Tonight we will see two experienced veterans, Rafael Marquez (41-7-0 37 KO's) and Cristian Mijares (46-6-2 21 KO's) face off in a Mexican super-fight. This bout is a clear final opportunity at glory for both, and both men will be primed as ever to take advantage of it. The WBC's Silver super bantam title strap will be on the line.
Rafael Marquez, age 37, needs the win. He knocked out journeyman Eric Aiken impressively in one round last time out but in his last major fight before that, Japan's Toshiaki Nishioka outfought him and took away title hopes yet again.
If Marquez was to drop this fight against Mijares, his world class career would be nearly obliterated and hopes for another world title shot would be very unlikely also.
Marquez is an extremely fun and tough fighter to watch. His four wars with Israel Vazquez were some of the best I have seen throughout boxing history.
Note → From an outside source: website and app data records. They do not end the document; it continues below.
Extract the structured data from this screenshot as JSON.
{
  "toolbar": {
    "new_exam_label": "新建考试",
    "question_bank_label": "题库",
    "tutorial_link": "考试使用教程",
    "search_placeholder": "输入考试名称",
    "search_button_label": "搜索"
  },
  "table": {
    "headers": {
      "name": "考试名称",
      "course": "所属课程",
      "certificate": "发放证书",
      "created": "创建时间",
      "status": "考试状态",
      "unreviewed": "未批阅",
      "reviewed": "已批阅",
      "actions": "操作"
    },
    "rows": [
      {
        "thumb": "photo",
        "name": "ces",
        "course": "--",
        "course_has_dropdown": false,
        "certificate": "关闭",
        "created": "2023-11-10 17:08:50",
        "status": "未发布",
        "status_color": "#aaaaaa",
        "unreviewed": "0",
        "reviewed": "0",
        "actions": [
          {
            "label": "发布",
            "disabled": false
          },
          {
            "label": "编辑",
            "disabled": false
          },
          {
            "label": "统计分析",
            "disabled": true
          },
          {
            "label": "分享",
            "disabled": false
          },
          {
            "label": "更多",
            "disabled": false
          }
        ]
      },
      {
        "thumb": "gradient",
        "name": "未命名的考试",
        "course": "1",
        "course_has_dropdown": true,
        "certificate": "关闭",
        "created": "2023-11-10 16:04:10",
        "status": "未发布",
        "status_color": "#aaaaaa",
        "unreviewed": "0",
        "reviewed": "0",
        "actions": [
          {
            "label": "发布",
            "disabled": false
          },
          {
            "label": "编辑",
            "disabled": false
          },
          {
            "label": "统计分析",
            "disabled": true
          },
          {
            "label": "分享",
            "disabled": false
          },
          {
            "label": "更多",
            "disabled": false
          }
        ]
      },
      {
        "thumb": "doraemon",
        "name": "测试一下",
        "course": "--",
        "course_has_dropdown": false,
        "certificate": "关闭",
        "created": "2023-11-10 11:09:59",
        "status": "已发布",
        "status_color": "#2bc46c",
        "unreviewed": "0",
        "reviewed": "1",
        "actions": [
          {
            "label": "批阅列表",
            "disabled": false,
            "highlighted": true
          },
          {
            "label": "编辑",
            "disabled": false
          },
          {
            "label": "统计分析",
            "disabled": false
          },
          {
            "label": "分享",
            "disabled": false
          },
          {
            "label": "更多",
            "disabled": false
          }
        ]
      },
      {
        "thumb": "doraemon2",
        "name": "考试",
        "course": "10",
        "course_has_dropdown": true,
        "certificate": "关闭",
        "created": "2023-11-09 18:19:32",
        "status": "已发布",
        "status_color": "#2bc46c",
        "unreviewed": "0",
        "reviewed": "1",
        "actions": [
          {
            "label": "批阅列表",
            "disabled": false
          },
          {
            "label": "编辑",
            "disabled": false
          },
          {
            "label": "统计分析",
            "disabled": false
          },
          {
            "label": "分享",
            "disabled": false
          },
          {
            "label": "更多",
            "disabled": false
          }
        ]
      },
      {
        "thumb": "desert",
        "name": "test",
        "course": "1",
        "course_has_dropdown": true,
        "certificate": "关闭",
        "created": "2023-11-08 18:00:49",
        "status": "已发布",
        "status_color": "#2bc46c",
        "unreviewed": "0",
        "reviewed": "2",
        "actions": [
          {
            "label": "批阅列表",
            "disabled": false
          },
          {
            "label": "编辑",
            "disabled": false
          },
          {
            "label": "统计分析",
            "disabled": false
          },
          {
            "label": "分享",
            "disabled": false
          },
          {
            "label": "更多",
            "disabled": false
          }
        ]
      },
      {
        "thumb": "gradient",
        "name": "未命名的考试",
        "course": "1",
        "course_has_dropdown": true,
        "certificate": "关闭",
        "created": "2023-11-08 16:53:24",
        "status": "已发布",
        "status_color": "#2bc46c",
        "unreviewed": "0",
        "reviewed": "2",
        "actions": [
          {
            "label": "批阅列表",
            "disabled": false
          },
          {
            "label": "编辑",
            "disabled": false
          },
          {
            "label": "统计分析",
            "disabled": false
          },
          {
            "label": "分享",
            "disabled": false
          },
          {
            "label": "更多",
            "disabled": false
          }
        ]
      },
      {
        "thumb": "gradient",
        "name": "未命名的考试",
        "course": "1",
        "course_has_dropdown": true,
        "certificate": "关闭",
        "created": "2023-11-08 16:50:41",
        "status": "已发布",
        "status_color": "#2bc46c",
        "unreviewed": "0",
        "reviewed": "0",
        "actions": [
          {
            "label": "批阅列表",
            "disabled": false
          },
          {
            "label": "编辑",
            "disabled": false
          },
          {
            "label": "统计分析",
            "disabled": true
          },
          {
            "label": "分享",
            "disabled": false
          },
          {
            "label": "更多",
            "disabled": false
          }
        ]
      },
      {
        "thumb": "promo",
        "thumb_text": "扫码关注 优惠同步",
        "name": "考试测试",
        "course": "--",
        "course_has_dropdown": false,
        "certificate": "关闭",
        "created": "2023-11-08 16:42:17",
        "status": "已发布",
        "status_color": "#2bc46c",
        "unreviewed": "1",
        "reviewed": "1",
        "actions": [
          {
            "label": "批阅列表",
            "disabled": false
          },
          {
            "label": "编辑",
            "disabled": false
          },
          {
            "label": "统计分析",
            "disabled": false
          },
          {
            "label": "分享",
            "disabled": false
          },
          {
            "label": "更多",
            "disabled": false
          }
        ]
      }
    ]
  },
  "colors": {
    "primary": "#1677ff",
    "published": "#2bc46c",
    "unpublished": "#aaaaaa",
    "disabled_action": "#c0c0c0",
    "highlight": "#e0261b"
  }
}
Mijares, who is the slightly younger man, is a fan favorite too. He had beaten many world class guys, unified the Super Flyweight titles and touched the top 20 on most expert's pound-for-pound lists when he met hard hitting Armenian Vic Darchinyan, who dominated and finished him in nine, ruining the six year unbeaten run of Mijares and sending him into back-to-back losses against the awkward Nehomar Cermano.
After defeating such top fighters in the pro game like Jorge Arce, Alexander Munoz and Tomas Rojas with ease, Mijares looked to be done after those three straight losses. He considered retirement but instead moved up two weight classes, where he currently is having a solid run at Super Bantamweight.
So, looking at that, you must say that Mijares also desperately needs this win to tell fans he is truly hungry, and ready for a Super Bantamweight title clash, maybe with Nonito Donaire, which was discussed in early 2012.
Now that we have discussed the importance of this bout, you must know how either man can get the win.
First off, Mijares has solid hand speed. He has lugged it up in weight a bit too, and at Marquez's age, that could play as a massive factor for him to get the victory. Mijares must work his jab and stay extremely active over the entire 12 rounds, as he is not a knock-out puncher. He must outwork Marquez and drain him down.
Marquez's strategy is clear cut - don't box with Mijares; this guy is a southpaw, you are orthodox. The tactic for this fight is in boxing for dummies. Marquez is slightly more experienced, more powerful at the weight and is the brother of right hand expert Juan Manuel Marquez.
Rafael must throw that right hand counter whenever Mijares walks in. As his brother Juan proved a million times against Manny Pacquiao, the right hand is the ultimate kryptonite against all left-handers.
Basically, I'll say this will be the pace. Much like Pacquiao against Marquez, Mijares will impress judges by throwing much more while many educated fans may favor the excellent flush counter shots by the older Marquez. That is, of course, if Marquez doesn't go all out and stays nice and pacient as hoped.
In the end, I can see one of two things happening. One would be Mijares just outboxing the gutsy warrior Marquez, who will likely be fighting toe-to-toe and often run out of gas in the fight or possibly Marquez will be fighting smart like the older and more experienced fighter he is, and maybe stopping Mijares late with the right hands.
Either way, expect a fun battle in the TV Azteca televised main event from Mexico City, Mexico.